I know quince, an apple relative and apple cuttings are near impossible to root, will be a dilly of a cutting to root but any advice will be most welcome.
Mike, if you are speaking of common flowering Quince, my book says that it will root easily in June/July using 1000 to 5000 PPM IBA solution and mist in a very well drained medium. without mist, I would still try it using a humidity chamber and bright light, but no sun. I also know that it will ground layer, because I dig them around the perimeter of the clump.
Oh yes, it says the cutting should be 1/4 inch diameter by 3" long.
If it is something other than what I have looked up, email me with a scientific name and I will see if it is listed in my book on woody plants.
Mike, I live in zone 7B, Georgia. I took cuttings of Flowering Quince last year on August 20th and they rooted easily. The cuttings were about 3-4" long. I trimmed off all leaves but top two, dusted them with some Greenlight rooting hormone, stuck them into peat pellets which I had soaked in water and let drain until they were damp, not wet. Then I enclosed them in zip lock bags and "forgot" about them for a few weeks. I did not find it necessary to mist or add water since the zip lock bag helped retain the moisture.
I think you should still have time to root the cuttings this year if you want to in Zone 8. I planted the rooted cuttings in my "holding" garden last November before first frost and they made it just fine. Quince is slow grower (for me at least). They are around 10" tall end of first year of life.
No this is the fruiting type of quince. I've read that the type grown more for their flowers are somewhat easy to root while the fruit produces are another animal (o.k. plant ;o) all together.
I have yet to get together with the owner of this plant so will follow up with more details.
Wish me luck :o)
Mike, I cut a branch and cram the bugger in the ground and it sprouts roots. My experience with them is that spread and take over the yard if you let them. I think if you treat it nicely, it should be no problem at all to get it to root.
According to the 1888 edition of W. W. Meech's book "Quince Culture":
" Propagation by cuttings is probably the best method of multiplying quince trees. Cuttings of large branches are better than those of small shoots. The amount of wood seems to measure the vital force to form both roots and tops. From twelve to fifteen inches is a good length, enabling us to plant deeply, and so guard against drought.

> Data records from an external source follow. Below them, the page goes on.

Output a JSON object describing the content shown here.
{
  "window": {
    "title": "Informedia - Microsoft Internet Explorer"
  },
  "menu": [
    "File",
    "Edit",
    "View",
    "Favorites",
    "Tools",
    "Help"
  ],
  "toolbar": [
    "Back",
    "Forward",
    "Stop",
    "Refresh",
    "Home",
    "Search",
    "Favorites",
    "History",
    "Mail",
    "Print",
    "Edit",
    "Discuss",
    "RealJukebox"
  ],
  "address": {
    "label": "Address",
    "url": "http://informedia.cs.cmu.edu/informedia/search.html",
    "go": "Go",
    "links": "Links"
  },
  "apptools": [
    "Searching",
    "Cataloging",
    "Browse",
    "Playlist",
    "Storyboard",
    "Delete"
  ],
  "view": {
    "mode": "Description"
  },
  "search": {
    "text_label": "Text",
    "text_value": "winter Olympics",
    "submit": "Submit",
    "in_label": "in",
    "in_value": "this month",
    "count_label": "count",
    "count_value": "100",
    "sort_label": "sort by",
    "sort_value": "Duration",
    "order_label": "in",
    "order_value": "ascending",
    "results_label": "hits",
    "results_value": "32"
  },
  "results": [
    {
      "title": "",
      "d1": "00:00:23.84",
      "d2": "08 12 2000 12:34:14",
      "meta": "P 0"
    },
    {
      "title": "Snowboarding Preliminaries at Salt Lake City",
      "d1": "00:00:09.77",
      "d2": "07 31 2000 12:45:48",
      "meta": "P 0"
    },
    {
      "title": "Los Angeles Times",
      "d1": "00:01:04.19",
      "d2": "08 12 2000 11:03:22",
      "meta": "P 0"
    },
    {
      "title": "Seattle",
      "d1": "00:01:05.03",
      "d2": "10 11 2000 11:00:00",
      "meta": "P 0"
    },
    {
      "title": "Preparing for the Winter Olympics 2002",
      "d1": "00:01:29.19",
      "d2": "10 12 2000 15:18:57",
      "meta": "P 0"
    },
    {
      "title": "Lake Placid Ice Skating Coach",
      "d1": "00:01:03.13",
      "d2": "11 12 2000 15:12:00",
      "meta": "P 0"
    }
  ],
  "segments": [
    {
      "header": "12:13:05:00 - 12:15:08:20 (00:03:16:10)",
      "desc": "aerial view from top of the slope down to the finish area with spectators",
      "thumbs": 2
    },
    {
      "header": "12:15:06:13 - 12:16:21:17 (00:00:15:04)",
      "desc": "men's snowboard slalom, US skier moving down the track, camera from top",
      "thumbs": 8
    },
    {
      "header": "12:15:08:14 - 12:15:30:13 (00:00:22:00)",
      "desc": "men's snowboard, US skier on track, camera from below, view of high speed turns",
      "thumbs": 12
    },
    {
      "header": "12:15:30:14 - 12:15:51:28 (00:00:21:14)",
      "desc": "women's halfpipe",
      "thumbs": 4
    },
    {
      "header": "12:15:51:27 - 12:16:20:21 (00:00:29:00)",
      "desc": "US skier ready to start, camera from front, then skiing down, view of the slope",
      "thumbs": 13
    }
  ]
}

The chief thing is to guard against the exhaustion of sap by evaporation until roots are formed. Facilities for regulating light, heat, air, and moisture with precision will enable us to succeed with a succulent cutting furnished with a few leaves. When the air is warmer than the earth, buds are excited more than roots; and when the ground is warmest, root growth is most excited. Hence the custom of burying cuttings inverted during the winter, to keep the bnds dormant while a callus is forming for the emission of roots.
Holding the cutting in the hole at the right depth with the left hand, pnsh the earth firmly against the cutting with the dibble, as yon would in planting a cabbage. For lack of such firming the earth there are many failures.
The fall, after the leaves have dropped, is generally preferred for taking the cuttings; but they may be taken much later. I have had some cuttings grow in the open air, which were made in May, after the trees were growing.
Root Cuttings a foot or so long are best prepared before the buds swell in spring. I have trees from pieces of roots cut off by the plow as late as June. Plant at an angle of about forty-five degrees, or as near as you can to their natural position. "
I did a "clandestine" cutting of the most pecatcular quince I saw on the side of the road. Everyday I passed this beautiful show and just had to have some for myself. It didn't appear to be on anyone's property - outside a fence on a busy road. One day, I finally remberered clippers and in high heels, in the rain I jumped out to take some cuttings. I cut 4 or 5 good branches, put them in pots with starting mix. With high hopes I "watered the hell out of them" just like I have done with roses and forsythia. They look pretty bad... all of the leaves are dead but the bark when scratched is still green. Do I give up or keep trying with rooting solution etc.. ? I just have to have this plant!
If the Quince wasn't on your property it was on someone elses. How sad they must have been to find their "spectacular quince" cut. I suggest you visit a nursery or find the land owner for permission to cut.
Sorry for off-topic post. I'm a newbie and don't see a "subscribe" button anywhere so I can save this discussion thread.
I'm in NH, zone unknown, but my neighbor has beauty flowering quince and I want cuttings! This thread is great. Wish I knew how to subscribe.
Here is the link to join:
Here is a link that might be useful: Join GardenWeb
how did you post if you havent joined??
such are the mysteries of life, i guess
We have a very old Quince tree on the property. Has anyone had any luck with seeds?
putting this message so I will be able to find it next summer.